[Interface dataset entries]
-- -- --

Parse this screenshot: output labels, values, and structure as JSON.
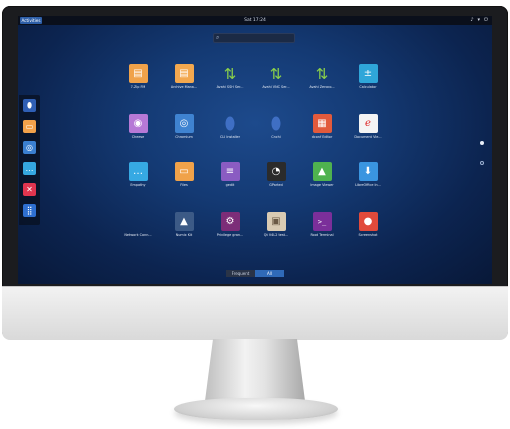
{
  "topbar": {
    "activities_label": "Activities",
    "clock": "Sat 17:24",
    "tray_icons": [
      "volume-icon",
      "network-icon",
      "power-icon"
    ]
  },
  "search": {
    "placeholder": ""
  },
  "dock": {
    "items": [
      {
        "name": "dock-item-cli-installer",
        "icon": "droplet-icon",
        "color": "#2f5fb5"
      },
      {
        "name": "dock-item-files",
        "icon": "folder-icon",
        "color": "#f2a14a"
      },
      {
        "name": "dock-item-chromium",
        "icon": "chromium-icon",
        "color": "#3a7fd0"
      },
      {
        "name": "dock-item-empathy",
        "icon": "chat-icon",
        "color": "#35a7e0"
      },
      {
        "name": "dock-item-tools",
        "icon": "x-icon",
        "color": "#e0354f"
      },
      {
        "name": "dock-item-show-apps",
        "icon": "grid-icon",
        "color": "#2e6fd0"
      }
    ]
  },
  "apps": [
    {
      "label": "7-Zip FM",
      "icon": "archive-icon",
      "color": "#f0a24a",
      "glyph": "▤"
    },
    {
      "label": "Archive Mana...",
      "icon": "archive-manager-icon",
      "color": "#f3a84f",
      "glyph": "▤"
    },
    {
      "label": "Avahi SSH Ser...",
      "icon": "updown-arrows-icon",
      "color": "transparent",
      "glyph": "⇅"
    },
    {
      "label": "Avahi VNC Ser...",
      "icon": "updown-arrows-icon",
      "color": "transparent",
      "glyph": "⇅"
    },
    {
      "label": "Avahi Zeroco...",
      "icon": "updown-arrows-icon",
      "color": "transparent",
      "glyph": "⇅"
    },
    {
      "label": "Calculator",
      "icon": "calculator-icon",
      "color": "#2fa6d9",
      "glyph": "±"
    },
    {
      "label": "Cheese",
      "icon": "webcam-icon",
      "color": "#b679d6",
      "glyph": "◉"
    },
    {
      "label": "Chromium",
      "icon": "chromium-icon",
      "color": "#3f83d1",
      "glyph": "◎"
    },
    {
      "label": "CLI Installer",
      "icon": "droplet-icon",
      "color": "transparent",
      "glyph": "⬮"
    },
    {
      "label": "Cnchi",
      "icon": "droplet-icon",
      "color": "transparent",
      "glyph": "⬮"
    },
    {
      "label": "dconf Editor",
      "icon": "dconf-icon",
      "color": "#e25a3c",
      "glyph": "▦"
    },
    {
      "label": "Document Vie...",
      "icon": "document-viewer-icon",
      "color": "#f4f4f4",
      "glyph": "e"
    },
    {
      "label": "Empathy",
      "icon": "chat-icon",
      "color": "#36a9e3",
      "glyph": "…"
    },
    {
      "label": "Files",
      "icon": "folder-icon",
      "color": "#f0a24a",
      "glyph": "▭"
    },
    {
      "label": "gedit",
      "icon": "text-editor-icon",
      "color": "#8a5cc2",
      "glyph": "≡"
    },
    {
      "label": "GParted",
      "icon": "disk-icon",
      "color": "#2b2b2b",
      "glyph": "◔"
    },
    {
      "label": "Image Viewer",
      "icon": "image-icon",
      "color": "#4fb24f",
      "glyph": "▲"
    },
    {
      "label": "LibreOffice In...",
      "icon": "download-icon",
      "color": "#3a95e0",
      "glyph": "⬇"
    },
    {
      "label": "Network Conn...",
      "icon": "network-icon",
      "color": "transparent",
      "glyph": ""
    },
    {
      "label": "Numix Kit",
      "icon": "numix-icon",
      "color": "#3c5a86",
      "glyph": "▲"
    },
    {
      "label": "Privilege gran...",
      "icon": "gear-icon",
      "color": "#7c2d78",
      "glyph": "⚙"
    },
    {
      "label": "Qt V4L2 test...",
      "icon": "webcam-test-icon",
      "color": "#d9cbb3",
      "glyph": "▣"
    },
    {
      "label": "Root Terminal",
      "icon": "terminal-icon",
      "color": "#7b2f9a",
      "glyph": ">_"
    },
    {
      "label": "Screenshot",
      "icon": "screenshot-icon",
      "color": "#e14a3b",
      "glyph": "●"
    }
  ],
  "view_tabs": {
    "frequent": "Frequent",
    "all": "All"
  },
  "pager": {
    "active": 1,
    "count": 2
  }
}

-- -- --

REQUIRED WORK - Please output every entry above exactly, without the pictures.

PROBLEM SOLUTION -
Parse this screenshot: output labels, values, and structure as JSON.
{
  "topbar": {
    "activities_label": "Activities",
    "clock": "Sat 17:24",
    "tray_icons": [
      "volume-icon",
      "network-icon",
      "power-icon"
    ]
  },
  "search": {
    "placeholder": ""
  },
  "dock": {
    "items": [
      {
        "name": "dock-item-cli-installer",
        "icon": "droplet-icon",
        "color": "#2f5fb5"
      },
      {
        "name": "dock-item-files",
        "icon": "folder-icon",
        "color": "#f2a14a"
      },
      {
        "name": "dock-item-chromium",
        "icon": "chromium-icon",
        "color": "#3a7fd0"
      },
      {
        "name": "dock-item-empathy",
        "icon": "chat-icon",
        "color": "#35a7e0"
      },
      {
        "name": "dock-item-tools",
        "icon": "x-icon",
        "color": "#e0354f"
      },
      {
        "name": "dock-item-show-apps",
        "icon": "grid-icon",
        "color": "#2e6fd0"
      }
    ]
  },
  "apps": [
    {
      "label": "7-Zip FM",
      "icon": "archive-icon",
      "color": "#f0a24a",
      "glyph": "▤"
    },
    {
      "label": "Archive Mana...",
      "icon": "archive-manager-icon",
      "color": "#f3a84f",
      "glyph": "▤"
    },
    {
      "label": "Avahi SSH Ser...",
      "icon": "updown-arrows-icon",
      "color": "transparent",
      "glyph": "⇅"
    },
    {
      "label": "Avahi VNC Ser...",
      "icon": "updown-arrows-icon",
      "color": "transparent",
      "glyph": "⇅"
    },
    {
      "label": "Avahi Zeroco...",
      "icon": "updown-arrows-icon",
      "color": "transparent",
      "glyph": "⇅"
    },
    {
      "label": "Calculator",
      "icon": "calculator-icon",
      "color": "#2fa6d9",
      "glyph": "±"
    },
    {
      "label": "Cheese",
      "icon": "webcam-icon",
      "color": "#b679d6",
      "glyph": "◉"
    },
    {
      "label": "Chromium",
      "icon": "chromium-icon",
      "color": "#3f83d1",
      "glyph": "◎"
    },
    {
      "label": "CLI Installer",
      "icon": "droplet-icon",
      "color": "transparent",
      "glyph": "⬮"
    },
    {
      "label": "Cnchi",
      "icon": "droplet-icon",
      "color": "transparent",
      "glyph": "⬮"
    },
    {
      "label": "dconf Editor",
      "icon": "dconf-icon",
      "color": "#e25a3c",
      "glyph": "▦"
    },
    {
      "label": "Document Vie...",
      "icon": "document-viewer-icon",
      "color": "#f4f4f4",
      "glyph": "e"
    },
    {
      "label": "Empathy",
      "icon": "chat-icon",
      "color": "#36a9e3",
      "glyph": "…"
    },
    {
      "label": "Files",
      "icon": "folder-icon",
      "color": "#f0a24a",
      "glyph": "▭"
    },
    {
      "label": "gedit",
      "icon": "text-editor-icon",
      "color": "#8a5cc2",
      "glyph": "≡"
    },
    {
      "label": "GParted",
      "icon": "disk-icon",
      "color": "#2b2b2b",
      "glyph": "◔"
    },
    {
      "label": "Image Viewer",
      "icon": "image-icon",
      "color": "#4fb24f",
      "glyph": "▲"
    },
    {
      "label": "LibreOffice In...",
      "icon": "download-icon",
      "color": "#3a95e0",
      "glyph": "⬇"
    },
    {
      "label": "Network Conn...",
      "icon": "network-icon",
      "color": "transparent",
      "glyph": ""
    },
    {
      "label": "Numix Kit",
      "icon": "numix-icon",
      "color": "#3c5a86",
      "glyph": "▲"
    },
    {
      "label": "Privilege gran...",
      "icon": "gear-icon",
      "color": "#7c2d78",
      "glyph": "⚙"
    },
    {
      "label": "Qt V4L2 test...",
      "icon": "webcam-test-icon",
      "color": "#d9cbb3",
      "glyph": "▣"
    },
    {
      "label": "Root Terminal",
      "icon": "terminal-icon",
      "color": "#7b2f9a",
      "glyph": ">_"
    },
    {
      "label": "Screenshot",
      "icon": "screenshot-icon",
      "color": "#e14a3b",
      "glyph": "●"
    }
  ],
  "view_tabs": {
    "frequent": "Frequent",
    "all": "All"
  },
  "pager": {
    "active": 1,
    "count": 2
  }
}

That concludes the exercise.